Candidate T-Shirts: Electioneering or Free Speech?
Pennsylvania is fighting over rules banning the wear of campaign clothing at the polling booth.
Sue Nace thought election volunteers were joking when they told her she would have to remove her T-shirt to vote in the presidential primary last spring. But it was no laughing matter to the poll workers-turned-fashion police, who said Nace’s Obama shirt was inappropriate electioneering — and made her cover the writing before casting a ballot.
Now, a political fight over what voters can wear to the polls is headed to court in Pennsylvania — with the Republican Party favoring a dress code and Democrats opposed. To the GOP, the lack of rules could open the door to all kinds of questionable displays — even, one Republican leader suggested, something as outlandish as a musical hat. To the Democrats, voters should be free to express themselves. They fear a dress code could scare away some new voters.
But two Pittsburgh-area elections officials sued to have the memo rescinded.
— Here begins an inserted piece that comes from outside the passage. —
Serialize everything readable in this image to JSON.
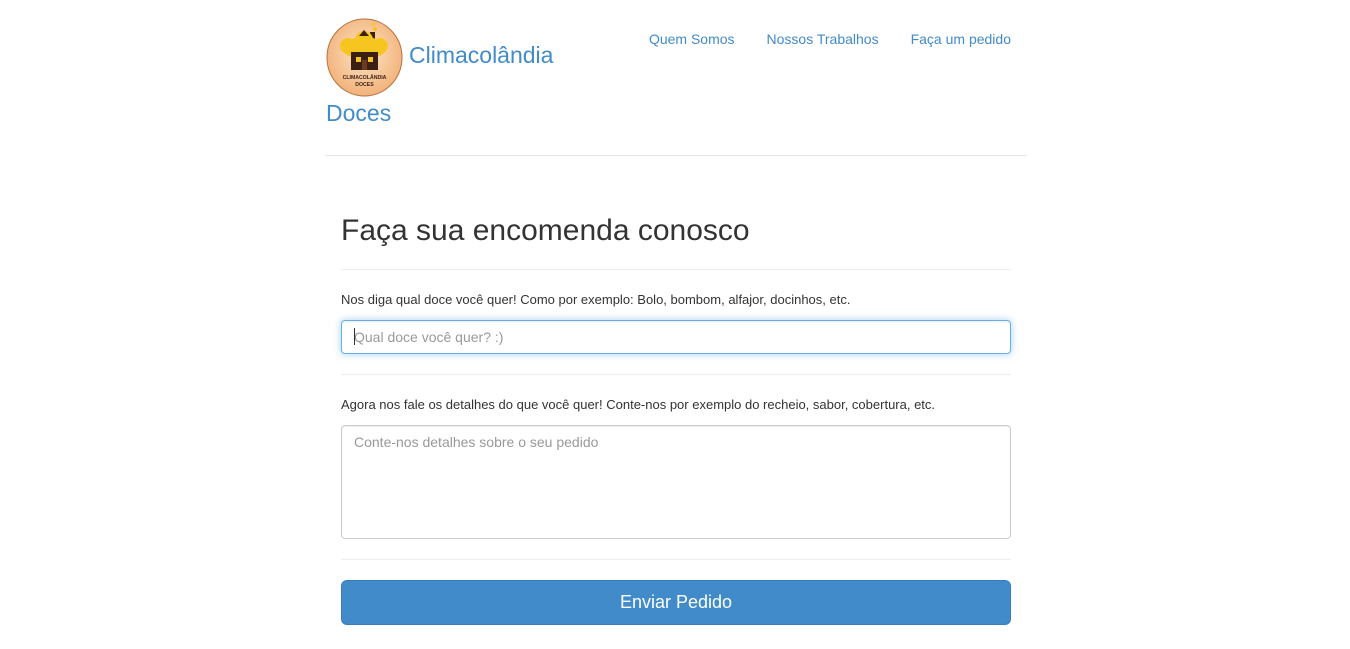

Their lawsuit warned that if the memo stands, “nothing would prevent a partisan group from synchronizing a battalion of like-minded individuals … to descend on a polling place, presenting a domineering, united front, certain to dissuade the average citizen who may privately hold different beliefs.”
I’ve long been dubious of these sort of electioneering rules, never understanding precisely what public interest was so great as to justify overturning people’s right to free speech. How many people really show up at the voting booth prepared to vote for Candidate A but wind up voting instead for Candidate B because they happened to see a sign 97 feet from the door? It seems to me we’d be far better off figuring out how to keep people that stupid and impressionable from voting, period, rather than trying to priviledge their latest whim as somehow binding.